(Items from an interface collection)
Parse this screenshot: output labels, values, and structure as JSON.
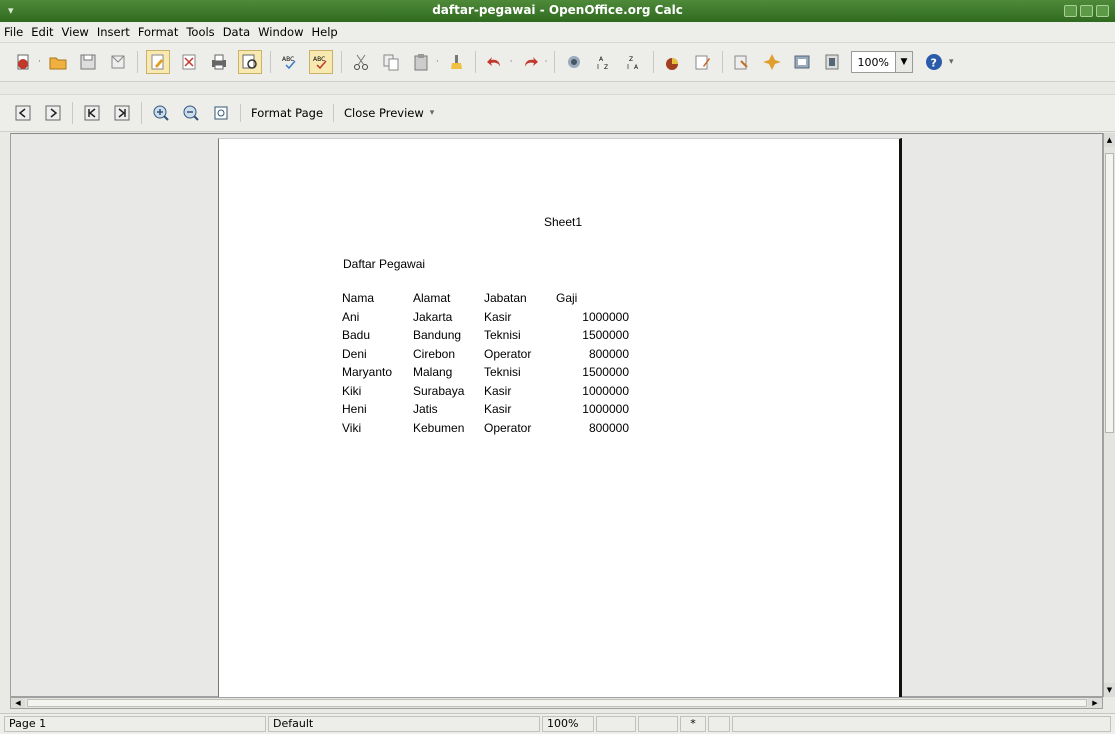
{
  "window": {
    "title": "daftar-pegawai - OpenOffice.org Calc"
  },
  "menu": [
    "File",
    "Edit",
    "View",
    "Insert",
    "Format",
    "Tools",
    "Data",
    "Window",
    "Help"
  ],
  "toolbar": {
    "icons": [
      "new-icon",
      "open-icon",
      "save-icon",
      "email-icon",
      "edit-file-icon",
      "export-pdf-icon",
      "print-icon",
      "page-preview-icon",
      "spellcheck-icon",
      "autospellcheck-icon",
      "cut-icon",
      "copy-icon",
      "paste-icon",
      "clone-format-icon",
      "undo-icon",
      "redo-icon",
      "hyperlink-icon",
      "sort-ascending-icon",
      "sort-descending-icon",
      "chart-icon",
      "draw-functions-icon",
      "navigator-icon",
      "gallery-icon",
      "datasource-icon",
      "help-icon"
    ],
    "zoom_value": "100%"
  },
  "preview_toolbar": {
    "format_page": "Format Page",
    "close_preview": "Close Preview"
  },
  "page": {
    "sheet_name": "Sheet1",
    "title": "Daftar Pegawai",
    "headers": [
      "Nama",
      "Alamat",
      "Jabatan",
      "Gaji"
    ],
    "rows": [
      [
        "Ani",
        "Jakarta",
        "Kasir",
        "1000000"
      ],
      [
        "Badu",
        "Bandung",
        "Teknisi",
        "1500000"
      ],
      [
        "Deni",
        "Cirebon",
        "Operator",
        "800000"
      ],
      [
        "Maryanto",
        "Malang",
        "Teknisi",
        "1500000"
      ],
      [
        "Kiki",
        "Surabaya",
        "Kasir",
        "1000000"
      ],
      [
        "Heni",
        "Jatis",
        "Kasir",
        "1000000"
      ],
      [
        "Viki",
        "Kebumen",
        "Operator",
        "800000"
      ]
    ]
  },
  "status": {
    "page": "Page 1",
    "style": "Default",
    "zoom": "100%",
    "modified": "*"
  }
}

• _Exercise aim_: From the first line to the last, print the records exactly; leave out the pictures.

• _Task response_:
Parse this screenshot: output labels, values, and structure as JSON.
{
  "window": {
    "title": "daftar-pegawai - OpenOffice.org Calc"
  },
  "menu": [
    "File",
    "Edit",
    "View",
    "Insert",
    "Format",
    "Tools",
    "Data",
    "Window",
    "Help"
  ],
  "toolbar": {
    "icons": [
      "new-icon",
      "open-icon",
      "save-icon",
      "email-icon",
      "edit-file-icon",
      "export-pdf-icon",
      "print-icon",
      "page-preview-icon",
      "spellcheck-icon",
      "autospellcheck-icon",
      "cut-icon",
      "copy-icon",
      "paste-icon",
      "clone-format-icon",
      "undo-icon",
      "redo-icon",
      "hyperlink-icon",
      "sort-ascending-icon",
      "sort-descending-icon",
      "chart-icon",
      "draw-functions-icon",
      "navigator-icon",
      "gallery-icon",
      "datasource-icon",
      "help-icon"
    ],
    "zoom_value": "100%"
  },
  "preview_toolbar": {
    "format_page": "Format Page",
    "close_preview": "Close Preview"
  },
  "page": {
    "sheet_name": "Sheet1",
    "title": "Daftar Pegawai",
    "headers": [
      "Nama",
      "Alamat",
      "Jabatan",
      "Gaji"
    ],
    "rows": [
      [
        "Ani",
        "Jakarta",
        "Kasir",
        "1000000"
      ],
      [
        "Badu",
        "Bandung",
        "Teknisi",
        "1500000"
      ],
      [
        "Deni",
        "Cirebon",
        "Operator",
        "800000"
      ],
      [
        "Maryanto",
        "Malang",
        "Teknisi",
        "1500000"
      ],
      [
        "Kiki",
        "Surabaya",
        "Kasir",
        "1000000"
      ],
      [
        "Heni",
        "Jatis",
        "Kasir",
        "1000000"
      ],
      [
        "Viki",
        "Kebumen",
        "Operator",
        "800000"
      ]
    ]
  },
  "status": {
    "page": "Page 1",
    "style": "Default",
    "zoom": "100%",
    "modified": "*"
  }
}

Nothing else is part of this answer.